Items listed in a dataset
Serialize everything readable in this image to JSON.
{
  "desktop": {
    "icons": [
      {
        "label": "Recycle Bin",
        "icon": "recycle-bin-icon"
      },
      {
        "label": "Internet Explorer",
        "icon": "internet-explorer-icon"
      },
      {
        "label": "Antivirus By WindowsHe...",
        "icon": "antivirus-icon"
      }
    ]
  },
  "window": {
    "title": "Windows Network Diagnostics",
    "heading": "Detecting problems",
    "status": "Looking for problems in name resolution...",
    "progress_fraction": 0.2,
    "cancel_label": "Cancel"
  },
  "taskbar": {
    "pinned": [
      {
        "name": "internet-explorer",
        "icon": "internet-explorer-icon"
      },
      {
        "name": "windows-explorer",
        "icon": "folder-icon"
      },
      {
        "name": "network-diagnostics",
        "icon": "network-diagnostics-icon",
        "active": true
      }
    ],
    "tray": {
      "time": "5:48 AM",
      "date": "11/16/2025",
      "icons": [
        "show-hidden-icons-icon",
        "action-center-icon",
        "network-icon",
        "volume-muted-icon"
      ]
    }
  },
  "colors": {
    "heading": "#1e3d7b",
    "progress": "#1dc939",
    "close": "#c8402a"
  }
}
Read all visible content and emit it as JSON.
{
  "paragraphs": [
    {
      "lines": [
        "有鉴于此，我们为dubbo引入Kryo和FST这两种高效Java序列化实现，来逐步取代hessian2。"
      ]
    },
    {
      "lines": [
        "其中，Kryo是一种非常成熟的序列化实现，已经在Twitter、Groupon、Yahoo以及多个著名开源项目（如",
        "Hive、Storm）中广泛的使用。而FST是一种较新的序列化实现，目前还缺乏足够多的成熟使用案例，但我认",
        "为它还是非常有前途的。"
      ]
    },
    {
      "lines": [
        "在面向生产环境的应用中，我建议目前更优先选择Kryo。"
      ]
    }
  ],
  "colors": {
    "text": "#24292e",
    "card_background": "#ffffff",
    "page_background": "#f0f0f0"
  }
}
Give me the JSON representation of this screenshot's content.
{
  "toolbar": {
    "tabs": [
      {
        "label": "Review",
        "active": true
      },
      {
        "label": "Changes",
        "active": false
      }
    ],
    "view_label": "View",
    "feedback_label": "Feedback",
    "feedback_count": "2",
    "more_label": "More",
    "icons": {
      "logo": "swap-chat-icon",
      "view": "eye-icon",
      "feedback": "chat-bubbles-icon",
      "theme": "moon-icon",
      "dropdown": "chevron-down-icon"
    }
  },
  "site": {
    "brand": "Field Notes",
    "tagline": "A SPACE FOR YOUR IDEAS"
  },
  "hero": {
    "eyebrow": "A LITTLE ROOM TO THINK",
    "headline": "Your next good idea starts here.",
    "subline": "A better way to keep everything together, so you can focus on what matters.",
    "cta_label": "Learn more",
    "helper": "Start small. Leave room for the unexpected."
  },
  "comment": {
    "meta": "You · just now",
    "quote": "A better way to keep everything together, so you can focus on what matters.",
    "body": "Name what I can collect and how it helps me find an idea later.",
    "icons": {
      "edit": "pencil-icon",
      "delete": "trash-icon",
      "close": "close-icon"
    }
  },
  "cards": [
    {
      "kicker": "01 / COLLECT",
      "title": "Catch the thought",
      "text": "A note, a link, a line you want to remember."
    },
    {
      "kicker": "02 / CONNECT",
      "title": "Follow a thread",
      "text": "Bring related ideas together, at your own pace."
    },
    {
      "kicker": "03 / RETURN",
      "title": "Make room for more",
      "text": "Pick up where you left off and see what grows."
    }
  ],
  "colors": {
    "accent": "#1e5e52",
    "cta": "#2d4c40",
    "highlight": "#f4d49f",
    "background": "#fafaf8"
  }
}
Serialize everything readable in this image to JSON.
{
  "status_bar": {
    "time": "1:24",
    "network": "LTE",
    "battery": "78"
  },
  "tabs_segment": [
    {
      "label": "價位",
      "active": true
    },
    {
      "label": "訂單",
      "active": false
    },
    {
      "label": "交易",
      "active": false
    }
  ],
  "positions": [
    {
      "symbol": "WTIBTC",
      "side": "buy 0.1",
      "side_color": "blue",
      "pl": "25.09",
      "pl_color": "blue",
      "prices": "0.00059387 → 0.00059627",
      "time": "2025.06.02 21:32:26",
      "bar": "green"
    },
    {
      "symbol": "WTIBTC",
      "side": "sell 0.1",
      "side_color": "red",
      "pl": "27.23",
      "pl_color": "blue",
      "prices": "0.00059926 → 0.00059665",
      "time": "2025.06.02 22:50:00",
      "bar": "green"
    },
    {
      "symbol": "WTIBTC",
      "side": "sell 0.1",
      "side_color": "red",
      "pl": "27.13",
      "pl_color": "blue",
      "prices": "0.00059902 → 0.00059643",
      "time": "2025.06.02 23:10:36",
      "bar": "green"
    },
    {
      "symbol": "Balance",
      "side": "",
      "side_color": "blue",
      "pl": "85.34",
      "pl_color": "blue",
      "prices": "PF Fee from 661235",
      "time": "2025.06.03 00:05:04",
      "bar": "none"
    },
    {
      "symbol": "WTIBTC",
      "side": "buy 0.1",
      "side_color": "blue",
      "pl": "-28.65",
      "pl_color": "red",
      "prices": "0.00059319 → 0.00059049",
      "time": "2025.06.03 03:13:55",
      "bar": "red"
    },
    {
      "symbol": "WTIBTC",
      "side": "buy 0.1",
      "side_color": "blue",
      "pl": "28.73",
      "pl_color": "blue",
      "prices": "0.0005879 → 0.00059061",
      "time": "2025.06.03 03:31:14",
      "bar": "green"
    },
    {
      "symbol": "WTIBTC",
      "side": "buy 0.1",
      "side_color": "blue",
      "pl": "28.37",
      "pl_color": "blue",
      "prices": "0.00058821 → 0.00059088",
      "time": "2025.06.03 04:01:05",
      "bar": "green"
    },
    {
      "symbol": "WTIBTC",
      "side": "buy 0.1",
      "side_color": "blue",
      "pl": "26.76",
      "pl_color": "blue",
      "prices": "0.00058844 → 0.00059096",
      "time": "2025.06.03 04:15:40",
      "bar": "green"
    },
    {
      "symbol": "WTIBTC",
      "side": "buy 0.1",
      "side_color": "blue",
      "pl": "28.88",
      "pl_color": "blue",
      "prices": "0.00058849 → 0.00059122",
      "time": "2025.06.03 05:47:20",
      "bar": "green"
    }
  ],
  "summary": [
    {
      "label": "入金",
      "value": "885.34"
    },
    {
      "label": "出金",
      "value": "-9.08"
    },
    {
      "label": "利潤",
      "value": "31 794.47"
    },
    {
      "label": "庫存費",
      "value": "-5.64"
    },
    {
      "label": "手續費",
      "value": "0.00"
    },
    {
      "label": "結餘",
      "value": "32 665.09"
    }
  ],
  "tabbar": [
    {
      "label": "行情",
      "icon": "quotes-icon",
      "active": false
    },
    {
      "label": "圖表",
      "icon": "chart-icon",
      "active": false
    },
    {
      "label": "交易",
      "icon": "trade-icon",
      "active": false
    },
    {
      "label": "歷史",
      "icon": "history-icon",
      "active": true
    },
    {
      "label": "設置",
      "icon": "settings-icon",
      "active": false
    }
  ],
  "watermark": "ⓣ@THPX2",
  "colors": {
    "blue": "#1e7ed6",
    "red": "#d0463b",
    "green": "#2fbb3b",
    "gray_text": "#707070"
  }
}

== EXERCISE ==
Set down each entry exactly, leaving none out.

== ANSWER BOX ==
Serialize everything readable in this image to JSON.
{
  "desktop": {
    "icons": [
      {
        "label": "Recycle Bin",
        "icon": "recycle-bin-icon"
      },
      {
        "label": "Internet Explorer",
        "icon": "internet-explorer-icon"
      },
      {
        "label": "Antivirus By WindowsHe...",
        "icon": "antivirus-icon"
      }
    ]
  },
  "window": {
    "title": "Windows Network Diagnostics",
    "heading": "Detecting problems",
    "status": "Looking for problems in name resolution...",
    "progress_fraction": 0.2,
    "cancel_label": "Cancel"
  },
  "taskbar": {
    "pinned": [
      {
        "name": "internet-explorer",
        "icon": "internet-explorer-icon"
      },
      {
        "name": "windows-explorer",
        "icon": "folder-icon"
      },
      {
        "name": "network-diagnostics",
        "icon": "network-diagnostics-icon",
        "active": true
      }
    ],
    "tray": {
      "time": "5:48 AM",
      "date": "11/16/2025",
      "icons": [
        "show-hidden-icons-icon",
        "action-center-icon",
        "network-icon",
        "volume-muted-icon"
      ]
    }
  },
  "colors": {
    "heading": "#1e3d7b",
    "progress": "#1dc939",
    "close": "#c8402a"
  }
}
Read all visible content and emit it as JSON.
{
  "paragraphs": [
    {
      "lines": [
        "有鉴于此，我们为dubbo引入Kryo和FST这两种高效Java序列化实现，来逐步取代hessian2。"
      ]
    },
    {
      "lines": [
        "其中，Kryo是一种非常成熟的序列化实现，已经在Twitter、Groupon、Yahoo以及多个著名开源项目（如",
        "Hive、Storm）中广泛的使用。而FST是一种较新的序列化实现，目前还缺乏足够多的成熟使用案例，但我认",
        "为它还是非常有前途的。"
      ]
    },
    {
      "lines": [
        "在面向生产环境的应用中，我建议目前更优先选择Kryo。"
      ]
    }
  ],
  "colors": {
    "text": "#24292e",
    "card_background": "#ffffff",
    "page_background": "#f0f0f0"
  }
}
Give me the JSON representation of this screenshot's content.
{
  "toolbar": {
    "tabs": [
      {
        "label": "Review",
        "active": true
      },
      {
        "label": "Changes",
        "active": false
      }
    ],
    "view_label": "View",
    "feedback_label": "Feedback",
    "feedback_count": "2",
    "more_label": "More",
    "icons": {
      "logo": "swap-chat-icon",
      "view": "eye-icon",
      "feedback": "chat-bubbles-icon",
      "theme": "moon-icon",
      "dropdown": "chevron-down-icon"
    }
  },
  "site": {
    "brand": "Field Notes",
    "tagline": "A SPACE FOR YOUR IDEAS"
  },
  "hero": {
    "eyebrow": "A LITTLE ROOM TO THINK",
    "headline": "Your next good idea starts here.",
    "subline": "A better way to keep everything together, so you can focus on what matters.",
    "cta_label": "Learn more",
    "helper": "Start small. Leave room for the unexpected."
  },
  "comment": {
    "meta": "You · just now",
    "quote": "A better way to keep everything together, so you can focus on what matters.",
    "body": "Name what I can collect and how it helps me find an idea later.",
    "icons": {
      "edit": "pencil-icon",
      "delete": "trash-icon",
      "close": "close-icon"
    }
  },
  "cards": [
    {
      "kicker": "01 / COLLECT",
      "title": "Catch the thought",
      "text": "A note, a link, a line you want to remember."
    },
    {
      "kicker": "02 / CONNECT",
      "title": "Follow a thread",
      "text": "Bring related ideas together, at your own pace."
    },
    {
      "kicker": "03 / RETURN",
      "title": "Make room for more",
      "text": "Pick up where you left off and see what grows."
    }
  ],
  "colors": {
    "accent": "#1e5e52",
    "cta": "#2d4c40",
    "highlight": "#f4d49f",
    "background": "#fafaf8"
  }
}
Serialize everything readable in this image to JSON.
{
  "status_bar": {
    "time": "1:24",
    "network": "LTE",
    "battery": "78"
  },
  "tabs_segment": [
    {
      "label": "價位",
      "active": true
    },
    {
      "label": "訂單",
      "active": false
    },
    {
      "label": "交易",
      "active": false
    }
  ],
  "positions": [
    {
      "symbol": "WTIBTC",
      "side": "buy 0.1",
      "side_color": "blue",
      "pl": "25.09",
      "pl_color": "blue",
      "prices": "0.00059387 → 0.00059627",
      "time": "2025.06.02 21:32:26",
      "bar": "green"
    },
    {
      "symbol": "WTIBTC",
      "side": "sell 0.1",
      "side_color": "red",
      "pl": "27.23",
      "pl_color": "blue",
      "prices": "0.00059926 → 0.00059665",
      "time": "2025.06.02 22:50:00",
      "bar": "green"
    },
    {
      "symbol": "WTIBTC",
      "side": "sell 0.1",
      "side_color": "red",
      "pl": "27.13",
      "pl_color": "blue",
      "prices": "0.00059902 → 0.00059643",
      "time": "2025.06.02 23:10:36",
      "bar": "green"
    },
    {
      "symbol": "Balance",
      "side": "",
      "side_color": "blue",
      "pl": "85.34",
      "pl_color": "blue",
      "prices": "PF Fee from 661235",
      "time": "2025.06.03 00:05:04",
      "bar": "none"
    },
    {
      "symbol": "WTIBTC",
      "side": "buy 0.1",
      "side_color": "blue",
      "pl": "-28.65",
      "pl_color": "red",
      "prices": "0.00059319 → 0.00059049",
      "time": "2025.06.03 03:13:55",
      "bar": "red"
    },
    {
      "symbol": "WTIBTC",
      "side": "buy 0.1",
      "side_color": "blue",
      "pl": "28.73",
      "pl_color": "blue",
      "prices": "0.0005879 → 0.00059061",
      "time": "2025.06.03 03:31:14",
      "bar": "green"
    },
    {
      "symbol": "WTIBTC",
      "side": "buy 0.1",
      "side_color": "blue",
      "pl": "28.37",
      "pl_color": "blue",
      "prices": "0.00058821 → 0.00059088",
      "time": "2025.06.03 04:01:05",
      "bar": "green"
    },
    {
      "symbol": "WTIBTC",
      "side": "buy 0.1",
      "side_color": "blue",
      "pl": "26.76",
      "pl_color": "blue",
      "prices": "0.00058844 → 0.00059096",
      "time": "2025.06.03 04:15:40",
      "bar": "green"
    },
    {
      "symbol": "WTIBTC",
      "side": "buy 0.1",
      "side_color": "blue",
      "pl": "28.88",
      "pl_color": "blue",
      "prices": "0.00058849 → 0.00059122",
      "time": "2025.06.03 05:47:20",
      "bar": "green"
    }
  ],
  "summary": [
    {
      "label": "入金",
      "value": "885.34"
    },
    {
      "label": "出金",
      "value": "-9.08"
    },
    {
      "label": "利潤",
      "value": "31 794.47"
    },
    {
      "label": "庫存費",
      "value": "-5.64"
    },
    {
      "label": "手續費",
      "value": "0.00"
    },
    {
      "label": "結餘",
      "value": "32 665.09"
    }
  ],
  "tabbar": [
    {
      "label": "行情",
      "icon": "quotes-icon",
      "active": false
    },
    {
      "label": "圖表",
      "icon": "chart-icon",
      "active": false
    },
    {
      "label": "交易",
      "icon": "trade-icon",
      "active": false
    },
    {
      "label": "歷史",
      "icon": "history-icon",
      "active": true
    },
    {
      "label": "設置",
      "icon": "settings-icon",
      "active": false
    }
  ],
  "watermark": "ⓣ@THPX2",
  "colors": {
    "blue": "#1e7ed6",
    "red": "#d0463b",
    "green": "#2fbb3b",
    "gray_text": "#707070"
  }
}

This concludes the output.